[ARTIST SPOTLIGHT] GAKU 'MANABU' INADA - CITY NO END
Nepenthes NY set up the Artist Spotlight to delve further into the work showcased at the store. In this special series, we interview the artists involved with the show. We ask them questions about their art, the exhibition, and what New York means to them.
Manabu “GAKU” Inada - Artist Spotlight
1. Please tell us a bit about your background. Where are you from? When did you come to New York? What does New York mean to you?
I grew up in Kichijōji, Tokyo, Japan. It's a compact town about 20min away from the center of Tokyo. Many cultured people live there: artists, actors, writers, musicians, and lots of college students. The vibes there are low-key and unpretentious.
I came to NY in 1992 after I graduated from art college in Tokyo. Then I attended art school in NY.
To me, New York means Muse, Protagonist, Trickster, Villain, and Friend. A Character who provides a source of inspiration. And yes, she knocks me down so many times. But somehow, I manage to get up and keep moving forward.
2. Please tell us a bit about your process. Why this medium? How do you choose our subjects? Is there an overarching theme in your work?
Screen printing has a long history, dating back to China and Japan in the 900’s AD. Then, in the 20th century, technological innovation was cultivated in England and the United States, where it became popular commercially. I am interested in the origin of screen printing. At that time prints were colored with a brush in a stencil-like manner on the fabric.
I think that by printing on the daily-use fabrics and viewing it objectively as art, something is created that will have an affinity with the viewer. That's why I chose the ripstop I'm using this time.
The theme of my works is related closely to our daily life. It strives to capture the rhythms, bustle, and beauty of city life.
3. Is there a message or narrative that you would like to communicate through your art?
In NY, you come across various situations just by walking on the street. It's people, buildings, transportation. And often, I see two mysterious, simultaneous events that make no sense in parallel. It looks like a trace of a momentary intersection of parallel worlds. It seems there is a hidden message. The imaginary stories and messages that appear in my work come from that. It's an expression familiar to my video work, but I want to make work that gives a vague sense of pathos in everyday life too.
4. Is there an element of art you enjoy working with most? Why?
Many of the elements that capture the various moments of everyday life in the city appear in my work. The expression that anthropomorphizes the city is also an essential factor.

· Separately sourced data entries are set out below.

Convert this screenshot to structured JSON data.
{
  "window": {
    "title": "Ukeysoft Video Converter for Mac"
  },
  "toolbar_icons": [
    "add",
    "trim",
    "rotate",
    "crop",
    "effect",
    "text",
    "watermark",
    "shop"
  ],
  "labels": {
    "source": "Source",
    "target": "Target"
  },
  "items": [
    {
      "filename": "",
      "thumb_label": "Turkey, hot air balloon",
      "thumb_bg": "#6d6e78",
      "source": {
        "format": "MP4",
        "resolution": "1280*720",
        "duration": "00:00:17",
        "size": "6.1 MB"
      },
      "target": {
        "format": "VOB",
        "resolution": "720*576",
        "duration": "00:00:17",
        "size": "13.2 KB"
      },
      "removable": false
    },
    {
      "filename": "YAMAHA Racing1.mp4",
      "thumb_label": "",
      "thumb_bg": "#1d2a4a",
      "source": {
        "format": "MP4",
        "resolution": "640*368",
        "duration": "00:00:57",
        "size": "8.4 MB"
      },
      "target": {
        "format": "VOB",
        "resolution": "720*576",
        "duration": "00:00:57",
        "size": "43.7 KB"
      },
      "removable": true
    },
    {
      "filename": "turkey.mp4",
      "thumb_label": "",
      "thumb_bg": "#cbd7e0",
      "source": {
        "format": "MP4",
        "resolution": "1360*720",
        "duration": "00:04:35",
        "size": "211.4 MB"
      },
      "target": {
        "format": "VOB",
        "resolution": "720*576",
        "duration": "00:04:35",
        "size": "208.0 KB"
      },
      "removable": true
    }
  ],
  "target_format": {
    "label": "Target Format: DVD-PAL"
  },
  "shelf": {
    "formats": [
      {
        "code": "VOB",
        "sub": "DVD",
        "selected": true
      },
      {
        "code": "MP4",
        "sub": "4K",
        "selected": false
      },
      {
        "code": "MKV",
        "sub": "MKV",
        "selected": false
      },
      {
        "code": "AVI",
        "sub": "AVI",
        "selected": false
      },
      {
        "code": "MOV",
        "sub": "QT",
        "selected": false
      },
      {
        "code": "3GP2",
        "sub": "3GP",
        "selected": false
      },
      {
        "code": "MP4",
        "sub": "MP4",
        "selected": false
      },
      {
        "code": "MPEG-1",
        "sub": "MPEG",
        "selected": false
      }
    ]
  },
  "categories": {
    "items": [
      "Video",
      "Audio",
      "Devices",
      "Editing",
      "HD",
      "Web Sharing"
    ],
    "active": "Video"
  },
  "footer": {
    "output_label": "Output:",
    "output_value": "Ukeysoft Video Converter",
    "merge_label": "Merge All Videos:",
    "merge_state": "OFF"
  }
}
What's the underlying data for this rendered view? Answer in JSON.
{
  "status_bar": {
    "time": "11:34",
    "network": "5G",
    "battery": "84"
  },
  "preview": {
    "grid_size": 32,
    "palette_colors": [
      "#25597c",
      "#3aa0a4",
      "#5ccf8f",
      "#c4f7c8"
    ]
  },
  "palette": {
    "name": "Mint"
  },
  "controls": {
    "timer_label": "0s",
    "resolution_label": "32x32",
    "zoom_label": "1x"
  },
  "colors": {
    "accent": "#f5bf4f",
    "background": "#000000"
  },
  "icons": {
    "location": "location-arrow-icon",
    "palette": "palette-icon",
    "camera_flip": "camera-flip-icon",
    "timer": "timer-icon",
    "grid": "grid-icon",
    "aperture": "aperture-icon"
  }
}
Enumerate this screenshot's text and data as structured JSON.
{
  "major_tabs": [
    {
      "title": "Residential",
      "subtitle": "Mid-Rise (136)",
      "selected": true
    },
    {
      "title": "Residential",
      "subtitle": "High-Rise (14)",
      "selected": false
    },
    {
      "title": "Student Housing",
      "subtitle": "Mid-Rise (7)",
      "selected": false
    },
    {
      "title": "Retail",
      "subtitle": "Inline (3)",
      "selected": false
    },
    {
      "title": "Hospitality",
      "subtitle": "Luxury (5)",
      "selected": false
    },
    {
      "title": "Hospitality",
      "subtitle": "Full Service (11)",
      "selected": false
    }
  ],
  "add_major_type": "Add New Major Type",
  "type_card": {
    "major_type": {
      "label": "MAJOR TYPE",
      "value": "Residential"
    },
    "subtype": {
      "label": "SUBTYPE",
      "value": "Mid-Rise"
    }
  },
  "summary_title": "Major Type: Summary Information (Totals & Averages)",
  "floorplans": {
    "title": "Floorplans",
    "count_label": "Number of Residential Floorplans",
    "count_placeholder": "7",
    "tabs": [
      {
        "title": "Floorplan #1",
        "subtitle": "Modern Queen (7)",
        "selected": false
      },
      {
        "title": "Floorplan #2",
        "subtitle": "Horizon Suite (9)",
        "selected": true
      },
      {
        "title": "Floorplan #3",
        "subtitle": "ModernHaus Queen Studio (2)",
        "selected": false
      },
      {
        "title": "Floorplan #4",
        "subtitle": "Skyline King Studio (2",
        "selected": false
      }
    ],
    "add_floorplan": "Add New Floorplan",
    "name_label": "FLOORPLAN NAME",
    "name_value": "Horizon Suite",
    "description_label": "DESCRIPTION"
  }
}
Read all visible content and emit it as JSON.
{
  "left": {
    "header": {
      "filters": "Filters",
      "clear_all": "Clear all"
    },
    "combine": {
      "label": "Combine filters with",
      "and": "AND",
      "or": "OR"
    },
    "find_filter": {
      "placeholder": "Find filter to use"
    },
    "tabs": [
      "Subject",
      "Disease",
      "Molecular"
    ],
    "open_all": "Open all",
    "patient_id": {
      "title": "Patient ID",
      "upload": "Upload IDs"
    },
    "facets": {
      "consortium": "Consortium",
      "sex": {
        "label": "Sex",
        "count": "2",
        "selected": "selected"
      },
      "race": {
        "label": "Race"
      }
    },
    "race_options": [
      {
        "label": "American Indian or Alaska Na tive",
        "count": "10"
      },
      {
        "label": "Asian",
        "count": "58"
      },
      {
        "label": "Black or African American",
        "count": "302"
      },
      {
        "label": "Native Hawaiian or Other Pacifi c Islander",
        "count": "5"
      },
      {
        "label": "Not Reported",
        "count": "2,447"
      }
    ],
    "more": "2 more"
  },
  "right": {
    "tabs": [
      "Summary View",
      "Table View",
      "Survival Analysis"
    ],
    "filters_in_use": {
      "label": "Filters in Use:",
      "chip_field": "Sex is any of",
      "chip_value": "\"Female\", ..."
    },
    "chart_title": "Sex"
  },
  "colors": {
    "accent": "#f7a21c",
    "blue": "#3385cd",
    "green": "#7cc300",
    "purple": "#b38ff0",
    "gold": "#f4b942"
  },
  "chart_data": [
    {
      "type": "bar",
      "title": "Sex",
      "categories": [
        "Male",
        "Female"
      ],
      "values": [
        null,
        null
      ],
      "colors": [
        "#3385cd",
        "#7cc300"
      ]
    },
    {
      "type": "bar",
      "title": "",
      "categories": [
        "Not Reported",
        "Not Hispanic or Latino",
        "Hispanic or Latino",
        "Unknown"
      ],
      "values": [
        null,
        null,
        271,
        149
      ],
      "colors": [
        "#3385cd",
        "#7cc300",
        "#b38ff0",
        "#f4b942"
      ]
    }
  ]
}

A rooftop water tank is a specific element that frequently appears in my work. When I first moved to NY, I first saw a water tank through a gap in a skyscraper, and since then the wooden tank has seemed like a character to me, and I have made many photographs and sketches using this motif. I often think of a short story about a man who lives in a water tank.
5. How do you source your inspiration? Where do you find the creative drive to continue making work?
As I mentioned earlier, the most inspiration is from the streets, but the others are surfing and skate culture of the late '80s. Old industrial design, NY historic architecture. Art movements such as Bauhaus and Russian Constructivism, the movies Taxi Drivers, Blade Runner, Seven Samurai, and jazz and experimental music influenced. I always play music when I do work, and recently I especially like Sam Gendel.
I make print works as an artist, but I also create video work as a film director. The idea of video work translates as print work, and the print work is visualized, alternating between media. I feel that the creative style is the reason for advancing production activities.
6. Please tell us how you became involved with Nepenthes New York.
When I started surfing about ten years ago, I met Daiki Suzuki of Engineered Garments. From then on, Daiki would pick me up in his car every weekend to go surfing at Long Beach. We would chat on the way to the beach in the car, starting with the wave conditions of the day, art, music, clothes, literature. We talked about NY art and cultural scenes from the late 80's to the early '90s. I knew that Daiki was making clothes, but I didn't know the details, and at first, I met him as a surf buddy. One day I visited his office and was impressed as an artist by seeing his shirts and jackets designed with the functionality and beauty of work, military, and hunting-wear styles. Inspired I made a self-produced short film called "Not Designed But Engineered." From there, I directed/produced a short film of Engineered Garments' first and last runway show at Hell's Kitchen in 2013, as well as a collection of brand videos. After that, I became involved in various aspects of production, such as artwork printed on clothes and textiles.